Kissinger’s death proves one grim reality we must refuse to accept: the bad guys never pay for their actions. His hands (with the assistance of many others who permitted him) worked tirelessly in ruining the lives of millions in every curved corner of the globe, and that undeniable brutality brought upon a universal consensus on his explicit crimes against humanity. Yet, no justice was brought to his victims; rather giving him the power, the authority, the leverage to perpetuate more endless evil crimes in the Global South. After the 8 years he spent in ‘preserving American interests’ at the expense of humanity, he lived a fairly comfortable life, and was continuously regarded as a political expert by the ruling class (and dictators he aided into positions of power) for the rest of his life.

They omit his prolific expertise at war crimes, but it is difficult for the world to forget or bury them when many Laotians today are limbless from accidentally stepping over UXOs five decades old, or when Vietnamese babies are abandoned for exhibiting disabilities stemming from Agent Orange. The evidences are still present in every country he has brutalized. Even after his death, the blood in his hands will never fade as the ramifications of his inhumane decisions continue to push the people of today into immense suffering; some even dying from it.

There may have been some good in him; We cannot say for certain for neither of us know of him personally.
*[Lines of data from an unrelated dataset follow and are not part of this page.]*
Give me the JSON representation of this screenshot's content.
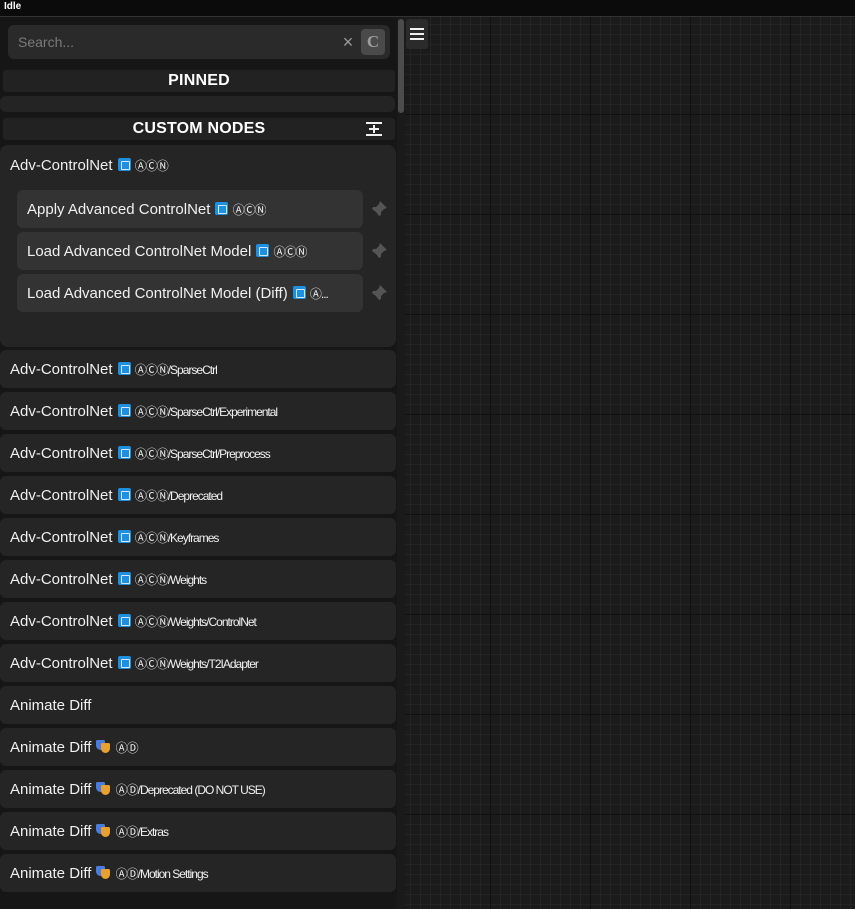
{
  "status": "Idle",
  "search": {
    "placeholder": "Search...",
    "clear_glyph": "×",
    "case_toggle": "C"
  },
  "sections": {
    "pinned": "PINNED",
    "custom": "CUSTOM NODES"
  },
  "expanded_group": {
    "title": "Adv-ControlNet",
    "suffix": "ⒶⒸⓃ",
    "nodes": [
      {
        "label": "Apply Advanced ControlNet",
        "suffix": "ⒶⒸⓃ"
      },
      {
        "label": "Load Advanced ControlNet Model",
        "suffix": "ⒶⒸⓃ"
      },
      {
        "label": "Load Advanced ControlNet Model (Diff)",
        "suffix": "Ⓐ..."
      }
    ]
  },
  "groups": [
    {
      "base": "Adv-ControlNet",
      "icon": "control-emoji-icon",
      "suffix": "ⒶⒸⓃ/SparseCtrl"
    },
    {
      "base": "Adv-ControlNet",
      "icon": "control-emoji-icon",
      "suffix": "ⒶⒸⓃ/SparseCtrl/Experimental"
    },
    {
      "base": "Adv-ControlNet",
      "icon": "control-emoji-icon",
      "suffix": "ⒶⒸⓃ/SparseCtrl/Preprocess"
    },
    {
      "base": "Adv-ControlNet",
      "icon": "control-emoji-icon",
      "suffix": "ⒶⒸⓃ/Deprecated"
    },
    {
      "base": "Adv-ControlNet",
      "icon": "control-emoji-icon",
      "suffix": "ⒶⒸⓃ/Keyframes"
    },
    {
      "base": "Adv-ControlNet",
      "icon": "control-emoji-icon",
      "suffix": "ⒶⒸⓃ/Weights"
    },
    {
      "base": "Adv-ControlNet",
      "icon": "control-emoji-icon",
      "suffix": "ⒶⒸⓃ/Weights/ControlNet"
    },
    {
      "base": "Adv-ControlNet",
      "icon": "control-emoji-icon",
      "suffix": "ⒶⒸⓃ/Weights/T2IAdapter"
    },
    {
      "base": "Animate Diff",
      "icon": "",
      "suffix": ""
    },
    {
      "base": "Animate Diff",
      "icon": "masks-emoji-icon",
      "suffix": "ⒶⒹ"
    },
    {
      "base": "Animate Diff",
      "icon": "masks-emoji-icon",
      "suffix": "ⒶⒹ/Deprecated (DO NOT USE)"
    },
    {
      "base": "Animate Diff",
      "icon": "masks-emoji-icon",
      "suffix": "ⒶⒹ/Extras"
    },
    {
      "base": "Animate Diff",
      "icon": "masks-emoji-icon",
      "suffix": "ⒶⒹ/Motion Settings"
    }
  ]
}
But his works are sufficient in incriminating him as one of world’s greatest villains. I would not be gracious enough to give a man, whose hands are soaked in oceans of blood, the benefit of the doubt. He was a war criminal, and his death should never redeem his tainted legacies of depraved impunity.

To Dr. Henry Kissinger, for whom even hell is too kind.